For me, it’s mostly been a question of music. As a media academic and a music journalist (not to mention a huge fan of both Hip-Hop and Indie-Pop-Punk), I have often found myself grappling with the notion of loving and participating in an industry that doesn’t always seem to love me back, whether that be through lyrical misogyny, casual racism or even the direct exploitation and violation of women at the hands of position-abusing band members. I have seen first-hand how the normalisations of these behaviours have trickled down into the lexicon of young and impressionable fanbases, making them harder and harder to call out. So many of us gravitate to music as a means of reconciling difficult emotions or figuring out our socio-political identities, so when the people we look to for audible comfort end up hurting us too, it can be an incredibly difficult thing to process. What does it mean to love a song by a terrible person? What does playing that music or attending that concert say about the tolerance we hold for abuse?

What does it truly mean to be ‘cancelled’?

MeToo was a movement initially founded by black American activist Tarana Burke, but somewhere along the way, many of it’s most vulnerable voices have fallen to the wayside – black women, the trans community, young people in industries that won’t listen unless you’re senior rank. From comedy to music to politics, many of the people thought to have been ‘cancelled’ have gone on to remain in power, or to resume – even improve – their careers after a due period of absence, with some taking significant advantage of the heightened media attention. Though ‘cancellation’ might create a stigma in certain people’s eyes, it makes you a vigilante in others – an outspoken crusader against the ‘woke brigade’.

When it comes to identifying problematic behaviours, there is surely a difference between somebody thoughtlessly using an unkind word as a teenager and the ritualised sexual exploitation of young people, but we do not yet seem to have developed the social framework to deduce fair and reasonable de-platformitisation that knows how harsh a social punishment should be. At this stage, the ‘cancellation’ becomes two-fold; instead of coming together to decry the initial bad act, we argue and quibble and make judgements of one another, splintering the discourse at the time where we most need to understand.
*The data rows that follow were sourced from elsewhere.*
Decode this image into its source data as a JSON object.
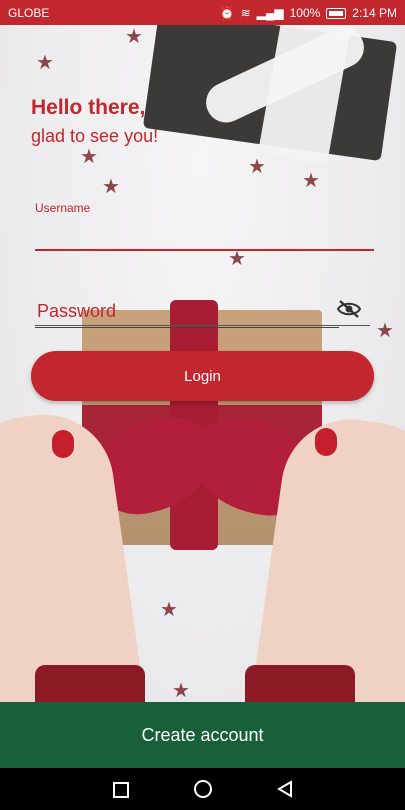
{
  "status_bar": {
    "carrier": "GLOBE",
    "battery": "100%",
    "time": "2:14 PM"
  },
  "greeting": {
    "title": "Hello there,",
    "subtitle": "glad to see you!"
  },
  "form": {
    "username_label": "Username",
    "username_value": "",
    "password_placeholder": "Password",
    "password_value": "",
    "login_label": "Login"
  },
  "footer": {
    "create_account_label": "Create account"
  },
  "icons": {
    "password_visibility": "eye-off-icon",
    "nav_recents": "square-icon",
    "nav_home": "circle-icon",
    "nav_back": "triangle-back-icon"
  },
  "colors": {
    "accent": "#c2272d",
    "footer": "#17603a"
  }
}
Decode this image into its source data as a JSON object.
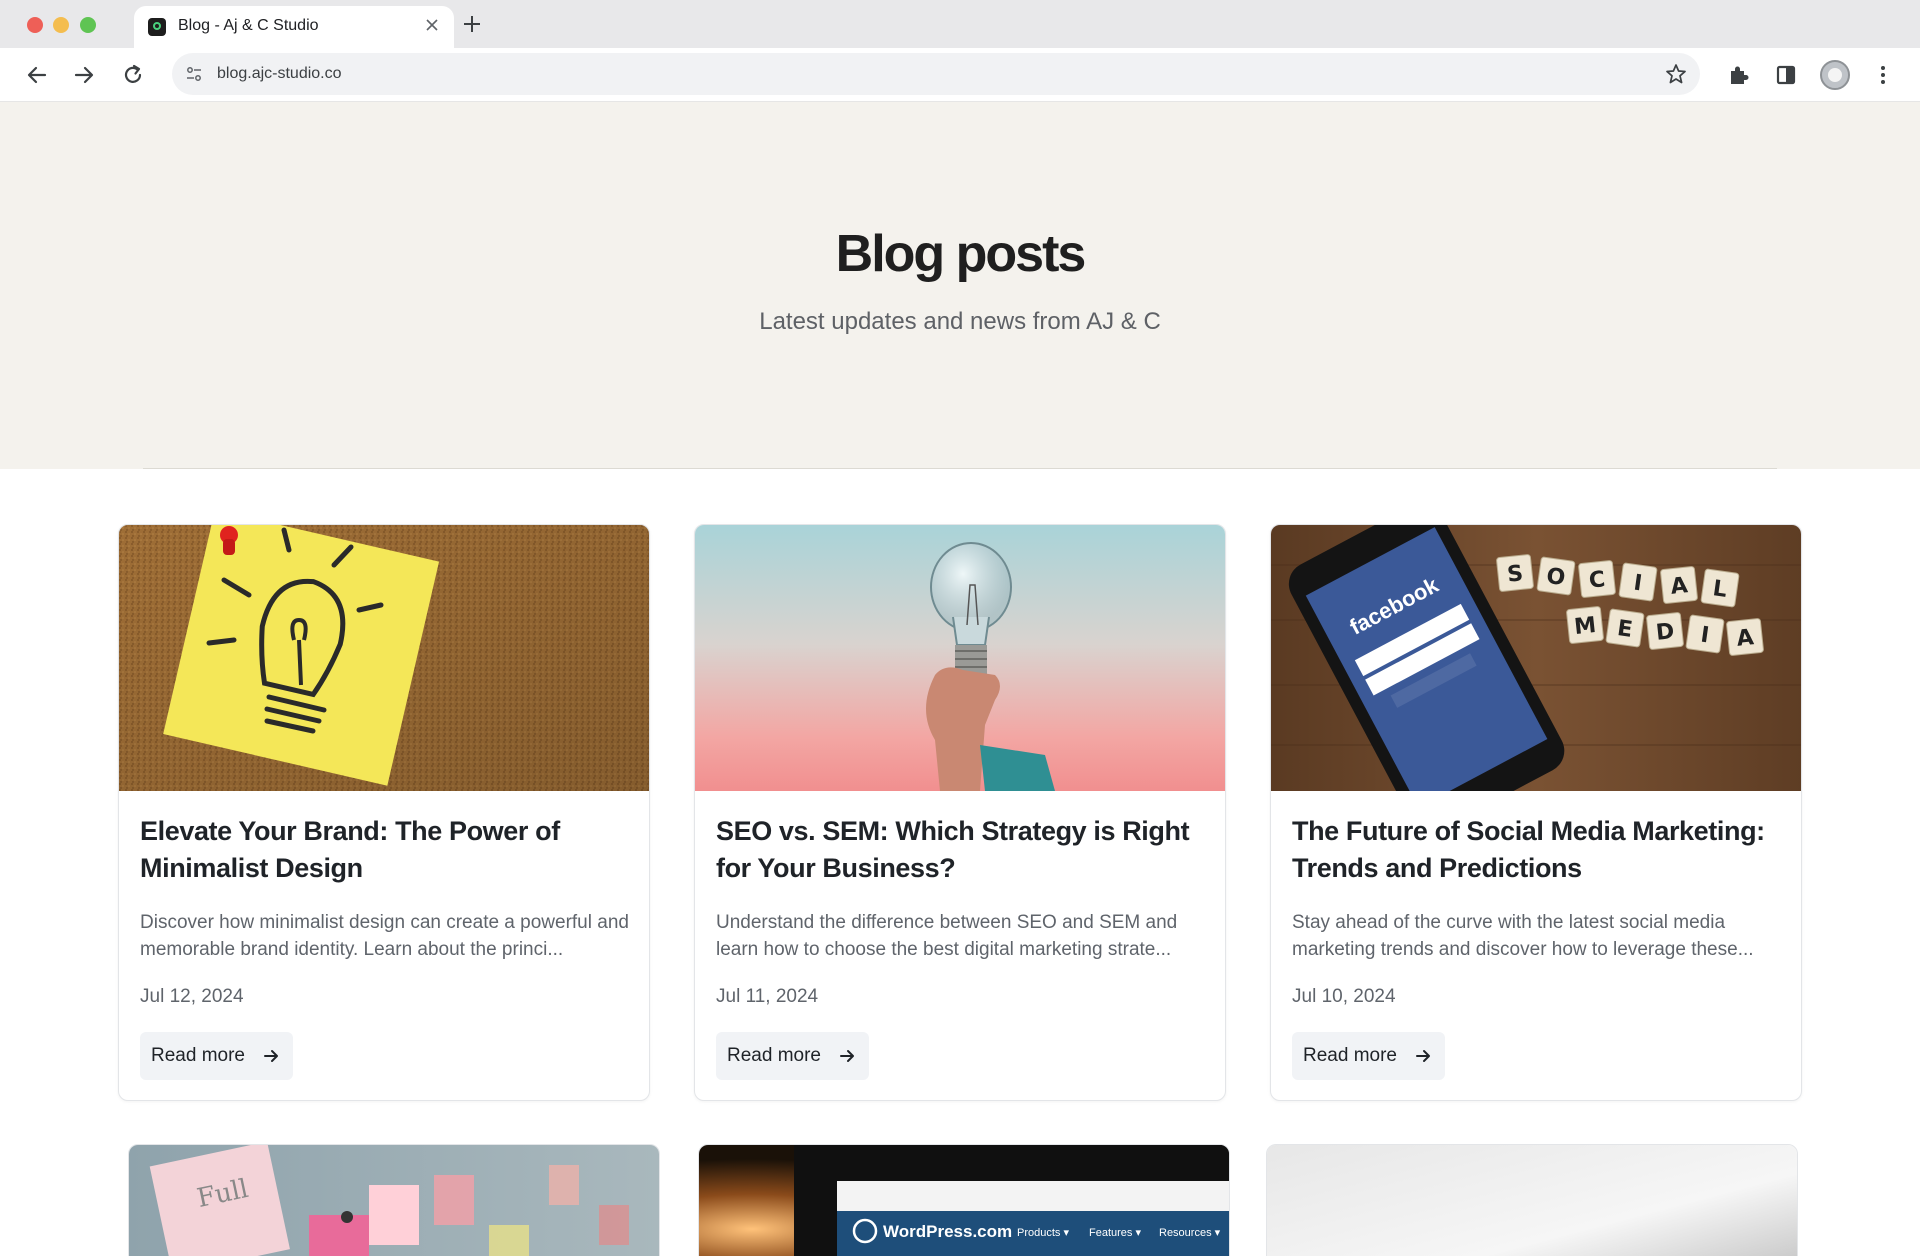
{
  "browser": {
    "tab_title": "Blog - Aj & C Studio",
    "url": "blog.ajc-studio.co"
  },
  "hero": {
    "title": "Blog posts",
    "subtitle": "Latest updates and news from AJ & C"
  },
  "posts": [
    {
      "title": "Elevate Your Brand: The Power of Minimalist Design",
      "excerpt": "Discover how minimalist design can create a powerful and memorable brand identity. Learn about the princi...",
      "date": "Jul 12, 2024",
      "cta": "Read more",
      "image": "sticky-note-lightbulb"
    },
    {
      "title": "SEO vs. SEM: Which Strategy is Right for Your Business?",
      "excerpt": "Understand the difference between SEO and SEM and learn how to choose the best digital marketing strate...",
      "date": "Jul 11, 2024",
      "cta": "Read more",
      "image": "hand-holding-lightbulb"
    },
    {
      "title": "The Future of Social Media Marketing: Trends and Predictions",
      "excerpt": "Stay ahead of the curve with the latest social media marketing trends and discover how to leverage these...",
      "date": "Jul 10, 2024",
      "cta": "Read more",
      "image": "phone-facebook-social-media-tiles"
    }
  ],
  "image_text": {
    "facebook": "facebook",
    "tiles_row1": [
      "S",
      "O",
      "C",
      "I",
      "A",
      "L"
    ],
    "tiles_row2": [
      "M",
      "E",
      "D",
      "I",
      "A"
    ],
    "sticky_note": "Full",
    "wordpress_logo": "WordPress.com",
    "wordpress_nav": [
      "Products ▾",
      "Features ▾",
      "Resources ▾"
    ]
  },
  "colors": {
    "hero_bg": "#f4f2ed",
    "button_bg": "#f1f3f6",
    "text_primary": "#1f2328",
    "text_secondary": "#5f646b"
  }
}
For those willing to do the work, we perhaps need to create greater spaces to learn and grow, away from the scrutiny of Twitter. But yet it is also right that when we’re dealing with a public figure, they must understand that their actions have consequences which will enter the court of public opinion, with fans who might not want to stick around.

When it comes to musicians and creatives, some might say it is a case of simply separating art from artist, of finding a way to enjoy the performance without endorsing it’s maker.  Whatever you choose to do with the work of a problematic but much-loved artist, it is important not to bury your head in the sand. If we are to truly combat widespread societal misogyny and abuse, we must look inward — the hypocrises we hold, the excuses we make, the way our actions tally up with the virtue we share on social media (or don’t, as the case may be). We need to interrogate the thoughts that makes us condemn the behaviour of an artist, but excuse it when the same thing is done by somebody that we know. A right to free speech is one thing, but a right to broadcast one’s thoughts without consequence is quite another. Whatever you see cancel culture as a chilling effect on free speech or simply an act of holding people to account, it is a conversation of much complexity — one far deeper than any Twitter character limit could allow.

What does it truly mean to be ‘cancelled’?